▶ [Material provided]
---+---

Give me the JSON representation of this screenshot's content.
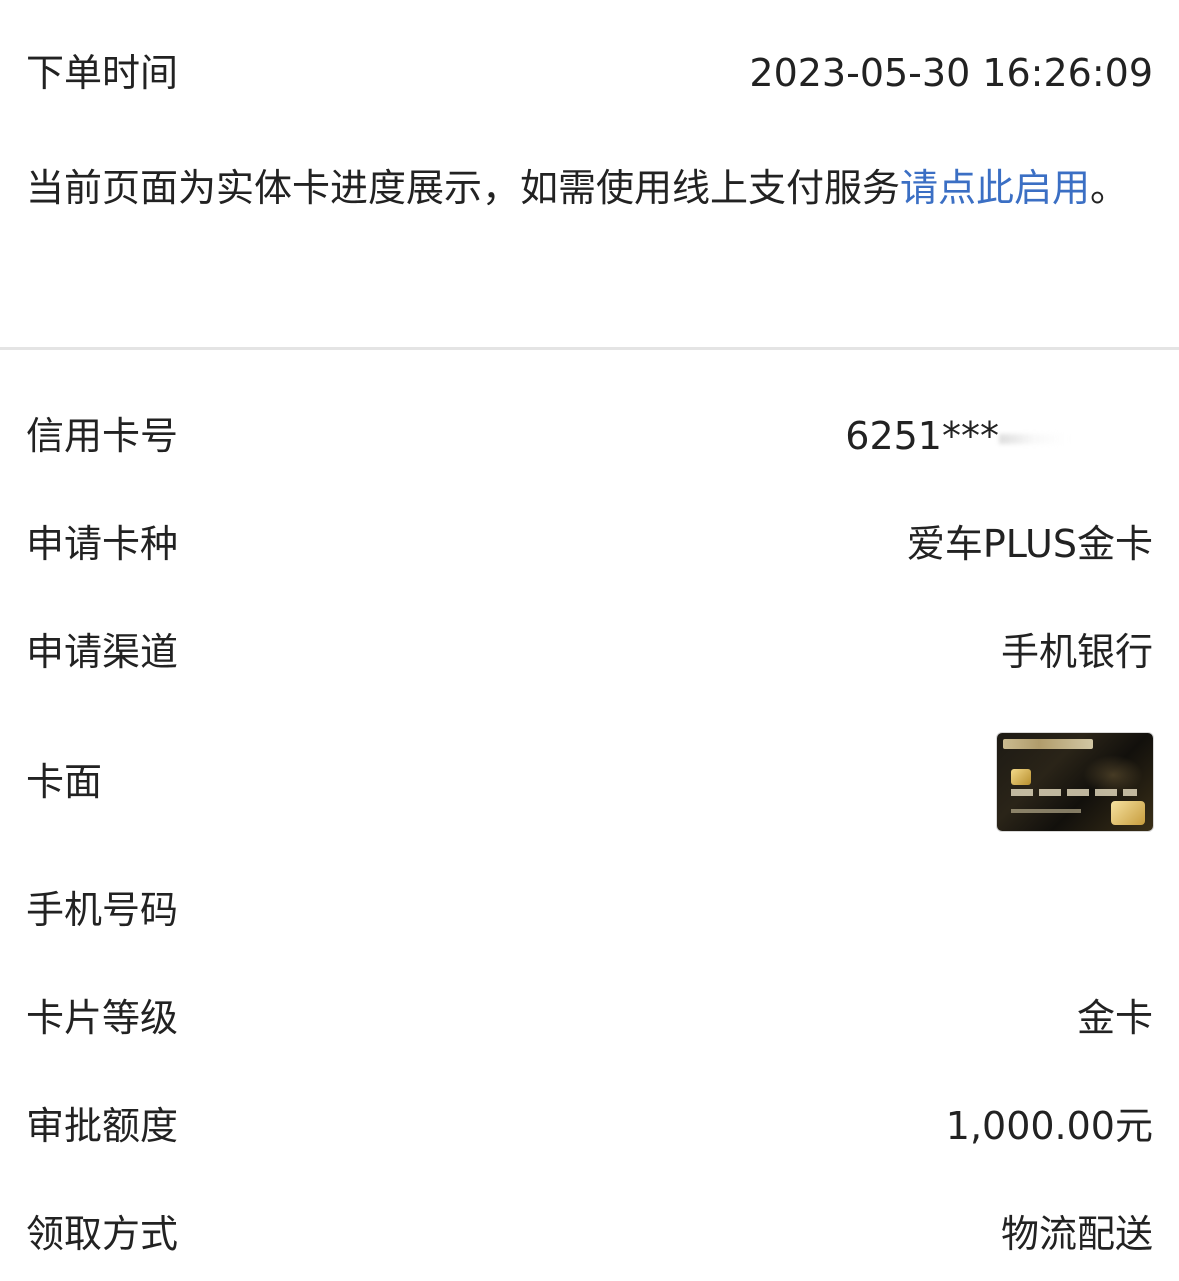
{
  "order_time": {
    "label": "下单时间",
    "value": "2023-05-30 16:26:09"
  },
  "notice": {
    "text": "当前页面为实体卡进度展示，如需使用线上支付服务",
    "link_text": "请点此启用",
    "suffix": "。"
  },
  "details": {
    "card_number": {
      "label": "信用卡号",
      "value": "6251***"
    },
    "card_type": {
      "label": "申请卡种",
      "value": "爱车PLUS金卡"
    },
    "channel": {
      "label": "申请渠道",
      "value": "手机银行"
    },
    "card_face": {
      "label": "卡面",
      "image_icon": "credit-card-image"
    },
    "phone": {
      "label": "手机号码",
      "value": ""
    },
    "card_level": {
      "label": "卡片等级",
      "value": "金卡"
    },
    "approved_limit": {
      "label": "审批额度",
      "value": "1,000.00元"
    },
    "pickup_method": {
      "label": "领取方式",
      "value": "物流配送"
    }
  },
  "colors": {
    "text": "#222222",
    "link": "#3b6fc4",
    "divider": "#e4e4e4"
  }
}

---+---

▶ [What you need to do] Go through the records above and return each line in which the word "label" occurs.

▶ [The completed task]
    "label": "下单时间",
      "label": "信用卡号",
      "label": "申请卡种",
      "label": "申请渠道",
      "label": "卡面",
      "label": "手机号码",
      "label": "卡片等级",
      "label": "审批额度",
      "label": "领取方式",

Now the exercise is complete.